Working on a tax return — or paying someone to do it for you — might be a royal pain. But for three out of four taxpayers, at least there's a reason to smile when the deed is done. Our 1040s turn out to be invoices demanding cash from Uncle Sam. That's why the IRS is in the process of delivering nearly 100 million tax refunds to grateful recipients across the nation. So much money is involved – over $300 billion in all – that some taxpayers apparently could use help figuring out how to spend it.
But let's keep the good news coming. There is no reason to wait until the spring 2014 to get your 2013 refund. You can start getting it in installments starting next payday. The secret is simply preventing the government from taking more out of your paycheck than you actually owe in income taxes! Springtime refunds are nothing more than proof that too much was withheld from your checks in 2012. And, believe it or not, it's surprisingly simple to fix overwithholding.
CALCULATOR: Set Your Withholding Right
All you have to do is file a revised Form W-4 with your employer. The information on that little form determines how much federal income tax is withheld from your checks. The more "allowances" you claim on the W-4, the less income tax will be withheld.
Once you file a Form W-4 claiming extra allowances, your take-home pay should rise on your next payday ... to reflect reduced income-tax withholding. There's a good chance that fixing your withholding will more than offset the hike in Social Security taxes you suffered in January when the payroll tax holiday expired.
Ah, but how do you know how many allowances to claim? Worksheets that come with the W-4 will help, and you can get detailed instructions in IRS Publication 919, How Do I Adjust My Tax Withholding? Or you can struggle through the IRS's online withholding calculator.
The Kiplinger Way
But we've got a better idea. If your 2013 financial situation is likely to be similar to 2012's, take advantage of Kiplinger's Easy-to-Use Tax Withholding Calculator. Answer three simple questions (you'll find the answers on your 2012 tax forms), and we'll estimate how many additional allowances you deserve. We'll even show you how much your take-home pay will rise starting next payday if you claim the allowances on a new W-4.

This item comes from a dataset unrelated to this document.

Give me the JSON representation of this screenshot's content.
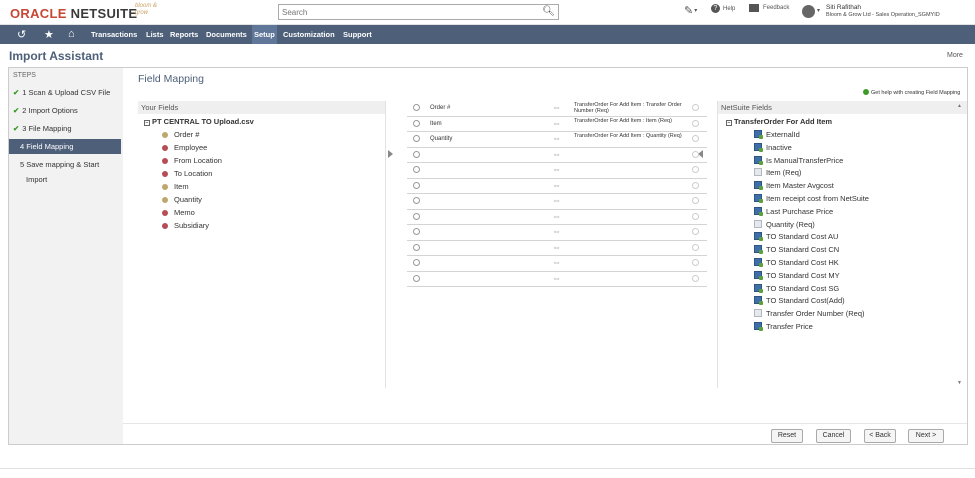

Our quick-and-easy method is a helpful guide, not gospel. And it's based on the assumption that your financial life hasn't changed dramatically. If you have a new baby, get a new job or have an adult child who qualified as a dependent in 2012 but won't in 2013, for example, the calculator won't reflect how such events will affect your tax bill ... and your tax withholding.
But for most Americans, our calculator will paint a reliable picture. That, in turn, should accomplish two important goals:
1) Get you motivated to grab a W-4 to pinpoint how many extra allowances you should claim; and
2) Get you more of your money as you earn it.
Most people fill out a W-4 when they first take a job and never think about it again. But you can change the number of allowances at any time. You probably should if your 2012 return triggered a refund of $500 or more or if you had to send a check covering more than 10% of your total tax bill when you filed.